== EXERCISE GOAL ==
Give back the records below exactly, omitting the pictures.

== TASK DATA ==
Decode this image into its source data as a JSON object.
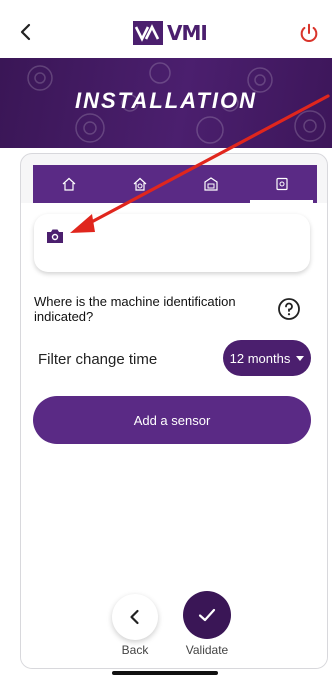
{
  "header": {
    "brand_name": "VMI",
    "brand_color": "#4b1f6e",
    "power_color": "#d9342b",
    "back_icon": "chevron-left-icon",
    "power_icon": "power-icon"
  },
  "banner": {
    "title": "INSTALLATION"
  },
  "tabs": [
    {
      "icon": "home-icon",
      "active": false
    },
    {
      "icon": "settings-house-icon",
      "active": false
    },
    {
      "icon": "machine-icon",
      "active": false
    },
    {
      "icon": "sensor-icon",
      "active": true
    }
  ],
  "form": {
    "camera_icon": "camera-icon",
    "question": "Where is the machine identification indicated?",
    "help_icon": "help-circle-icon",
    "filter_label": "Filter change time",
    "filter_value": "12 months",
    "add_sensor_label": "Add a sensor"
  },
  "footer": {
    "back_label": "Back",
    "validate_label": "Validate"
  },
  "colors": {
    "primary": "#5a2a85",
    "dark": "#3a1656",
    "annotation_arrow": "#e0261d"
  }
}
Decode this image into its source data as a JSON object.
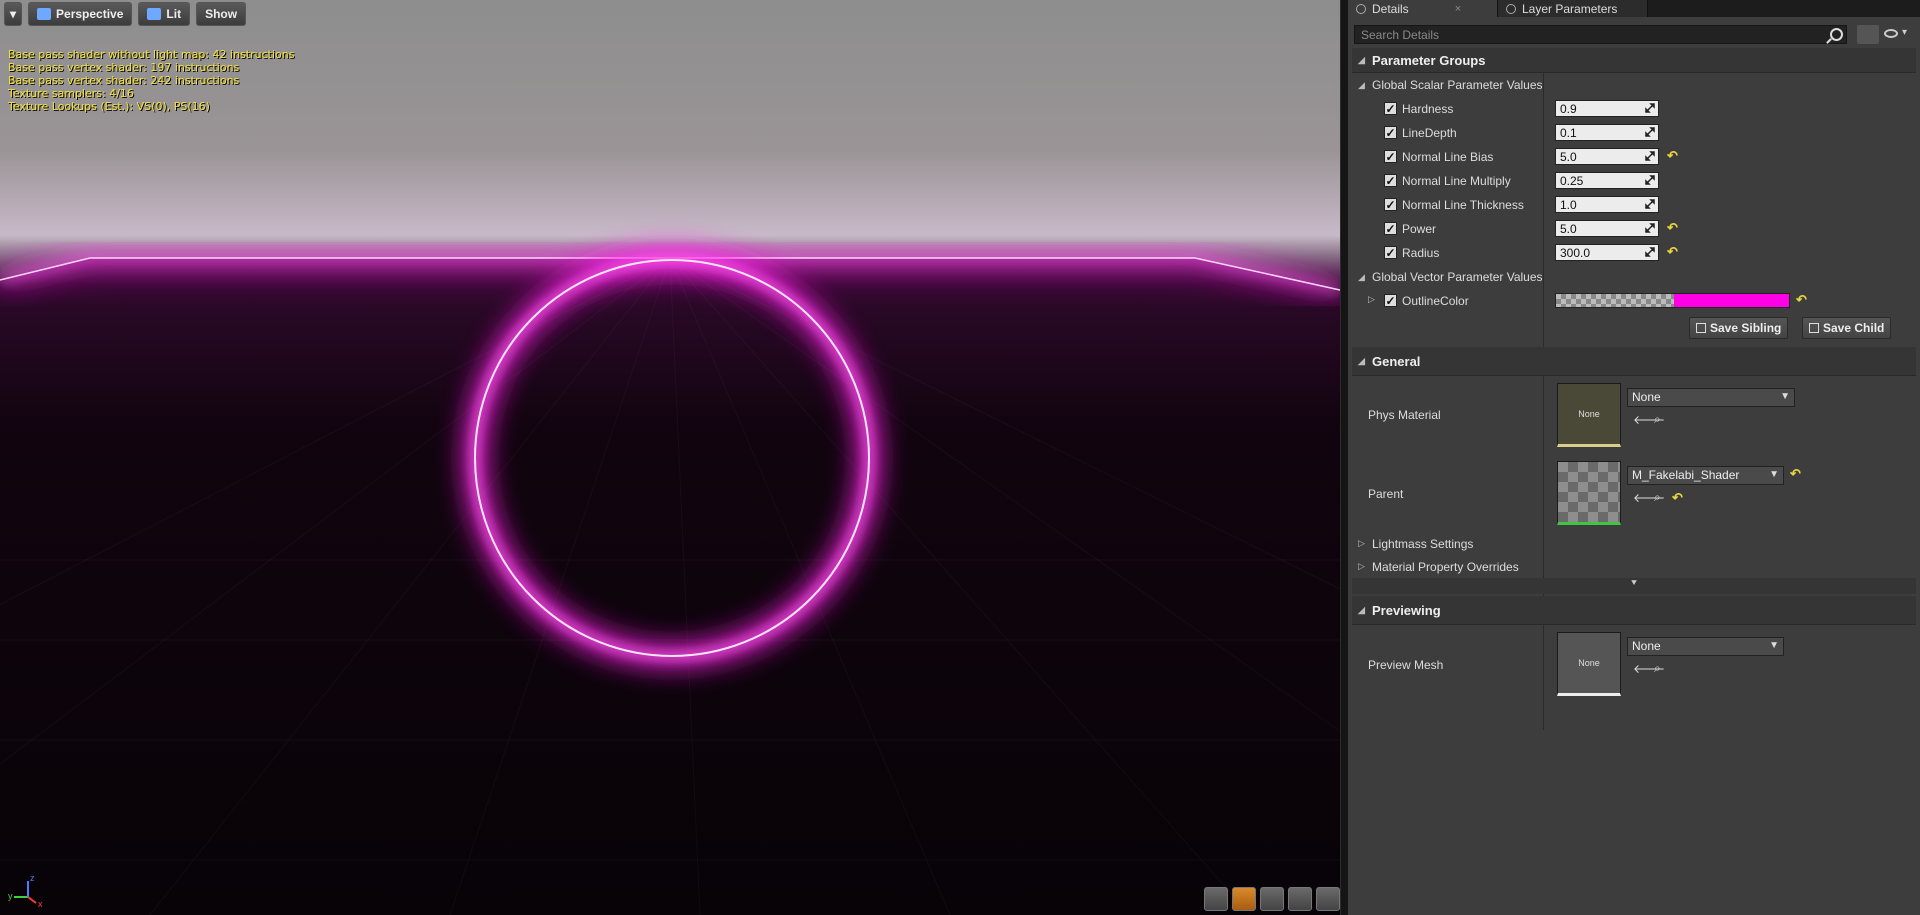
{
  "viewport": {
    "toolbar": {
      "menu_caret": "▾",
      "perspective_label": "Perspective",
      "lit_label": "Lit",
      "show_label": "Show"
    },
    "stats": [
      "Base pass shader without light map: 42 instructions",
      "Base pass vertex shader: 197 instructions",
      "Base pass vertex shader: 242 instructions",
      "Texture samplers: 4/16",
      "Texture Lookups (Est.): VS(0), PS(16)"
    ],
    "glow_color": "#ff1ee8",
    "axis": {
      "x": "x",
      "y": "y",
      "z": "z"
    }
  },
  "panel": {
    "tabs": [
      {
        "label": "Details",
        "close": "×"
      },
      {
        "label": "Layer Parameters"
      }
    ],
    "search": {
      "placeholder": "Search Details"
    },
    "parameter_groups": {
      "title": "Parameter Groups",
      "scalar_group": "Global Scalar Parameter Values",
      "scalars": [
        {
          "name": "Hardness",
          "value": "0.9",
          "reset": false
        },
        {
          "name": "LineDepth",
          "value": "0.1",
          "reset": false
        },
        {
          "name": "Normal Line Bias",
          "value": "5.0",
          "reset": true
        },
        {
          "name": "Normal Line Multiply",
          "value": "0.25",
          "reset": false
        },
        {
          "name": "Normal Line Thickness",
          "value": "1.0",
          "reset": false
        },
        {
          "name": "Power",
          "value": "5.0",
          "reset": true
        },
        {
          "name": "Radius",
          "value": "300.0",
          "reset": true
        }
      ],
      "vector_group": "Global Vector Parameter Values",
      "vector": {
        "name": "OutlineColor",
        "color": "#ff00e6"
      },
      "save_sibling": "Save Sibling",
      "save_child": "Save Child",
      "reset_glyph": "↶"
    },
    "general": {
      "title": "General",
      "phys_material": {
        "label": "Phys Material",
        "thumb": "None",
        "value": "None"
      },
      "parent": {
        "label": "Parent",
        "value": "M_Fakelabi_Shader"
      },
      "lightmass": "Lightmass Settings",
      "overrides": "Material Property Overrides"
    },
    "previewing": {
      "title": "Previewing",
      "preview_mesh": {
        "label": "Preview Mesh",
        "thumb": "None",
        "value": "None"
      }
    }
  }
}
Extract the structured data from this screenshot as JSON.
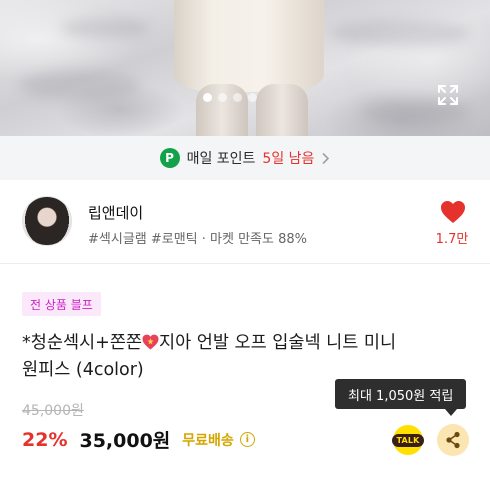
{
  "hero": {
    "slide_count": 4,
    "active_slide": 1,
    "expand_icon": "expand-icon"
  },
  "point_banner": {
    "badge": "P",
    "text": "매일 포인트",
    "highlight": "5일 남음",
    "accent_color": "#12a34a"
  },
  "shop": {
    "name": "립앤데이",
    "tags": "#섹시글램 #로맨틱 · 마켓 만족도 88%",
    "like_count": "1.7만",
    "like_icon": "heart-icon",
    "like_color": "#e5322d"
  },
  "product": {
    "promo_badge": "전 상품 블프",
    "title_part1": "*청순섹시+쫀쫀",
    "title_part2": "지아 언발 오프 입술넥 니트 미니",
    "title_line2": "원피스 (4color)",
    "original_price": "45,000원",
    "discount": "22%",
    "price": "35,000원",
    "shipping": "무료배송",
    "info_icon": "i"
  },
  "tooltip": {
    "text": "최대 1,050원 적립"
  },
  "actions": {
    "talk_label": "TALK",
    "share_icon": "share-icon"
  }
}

== SOLUTION TO THE PROBLEM ==
Decode this image into its source data as a JSON object.
{
  "header": {
    "brand_name": "VMI",
    "brand_color": "#4b1f6e",
    "power_color": "#d9342b",
    "back_icon": "chevron-left-icon",
    "power_icon": "power-icon"
  },
  "banner": {
    "title": "INSTALLATION"
  },
  "tabs": [
    {
      "icon": "home-icon",
      "active": false
    },
    {
      "icon": "settings-house-icon",
      "active": false
    },
    {
      "icon": "machine-icon",
      "active": false
    },
    {
      "icon": "sensor-icon",
      "active": true
    }
  ],
  "form": {
    "camera_icon": "camera-icon",
    "question": "Where is the machine identification indicated?",
    "help_icon": "help-circle-icon",
    "filter_label": "Filter change time",
    "filter_value": "12 months",
    "add_sensor_label": "Add a sensor"
  },
  "footer": {
    "back_label": "Back",
    "validate_label": "Validate"
  },
  "colors": {
    "primary": "#5a2a85",
    "dark": "#3a1656",
    "annotation_arrow": "#e0261d"
  }
}
Decode this image into its source data as a JSON object.
{
  "viewport": {
    "toolbar": {
      "menu_caret": "▾",
      "perspective_label": "Perspective",
      "lit_label": "Lit",
      "show_label": "Show"
    },
    "stats": [
      "Base pass shader without light map: 42 instructions",
      "Base pass vertex shader: 197 instructions",
      "Base pass vertex shader: 242 instructions",
      "Texture samplers: 4/16",
      "Texture Lookups (Est.): VS(0), PS(16)"
    ],
    "glow_color": "#ff1ee8",
    "axis": {
      "x": "x",
      "y": "y",
      "z": "z"
    }
  },
  "panel": {
    "tabs": [
      {
        "label": "Details",
        "close": "×"
      },
      {
        "label": "Layer Parameters"
      }
    ],
    "search": {
      "placeholder": "Search Details"
    },
    "parameter_groups": {
      "title": "Parameter Groups",
      "scalar_group": "Global Scalar Parameter Values",
      "scalars": [
        {
          "name": "Hardness",
          "value": "0.9",
          "reset": false
        },
        {
          "name": "LineDepth",
          "value": "0.1",
          "reset": false
        },
        {
          "name": "Normal Line Bias",
          "value": "5.0",
          "reset": true
        },
        {
          "name": "Normal Line Multiply",
          "value": "0.25",
          "reset": false
        },
        {
          "name": "Normal Line Thickness",
          "value": "1.0",
          "reset": false
        },
        {
          "name": "Power",
          "value": "5.0",
          "reset": true
        },
        {
          "name": "Radius",
          "value": "300.0",
          "reset": true
        }
      ],
      "vector_group": "Global Vector Parameter Values",
      "vector": {
        "name": "OutlineColor",
        "color": "#ff00e6"
      },
      "save_sibling": "Save Sibling",
      "save_child": "Save Child",
      "reset_glyph": "↶"
    },
    "general": {
      "title": "General",
      "phys_material": {
        "label": "Phys Material",
        "thumb": "None",
        "value": "None"
      },
      "parent": {
        "label": "Parent",
        "value": "M_Fakelabi_Shader"
      },
      "lightmass": "Lightmass Settings",
      "overrides": "Material Property Overrides"
    },
    "previewing": {
      "title": "Previewing",
      "preview_mesh": {
        "label": "Preview Mesh",
        "thumb": "None",
        "value": "None"
      }
    }
  }
}
Extract the structured data from this screenshot as JSON.
{
  "hero": {
    "slide_count": 4,
    "active_slide": 1,
    "expand_icon": "expand-icon"
  },
  "point_banner": {
    "badge": "P",
    "text": "매일 포인트",
    "highlight": "5일 남음",
    "accent_color": "#12a34a"
  },
  "shop": {
    "name": "립앤데이",
    "tags": "#섹시글램 #로맨틱 · 마켓 만족도 88%",
    "like_count": "1.7만",
    "like_icon": "heart-icon",
    "like_color": "#e5322d"
  },
  "product": {
    "promo_badge": "전 상품 블프",
    "title_part1": "*청순섹시+쫀쫀",
    "title_part2": "지아 언발 오프 입술넥 니트 미니",
    "title_line2": "원피스 (4color)",
    "original_price": "45,000원",
    "discount": "22%",
    "price": "35,000원",
    "shipping": "무료배송",
    "info_icon": "i"
  },
  "tooltip": {
    "text": "최대 1,050원 적립"
  },
  "actions": {
    "talk_label": "TALK",
    "share_icon": "share-icon"
  }
}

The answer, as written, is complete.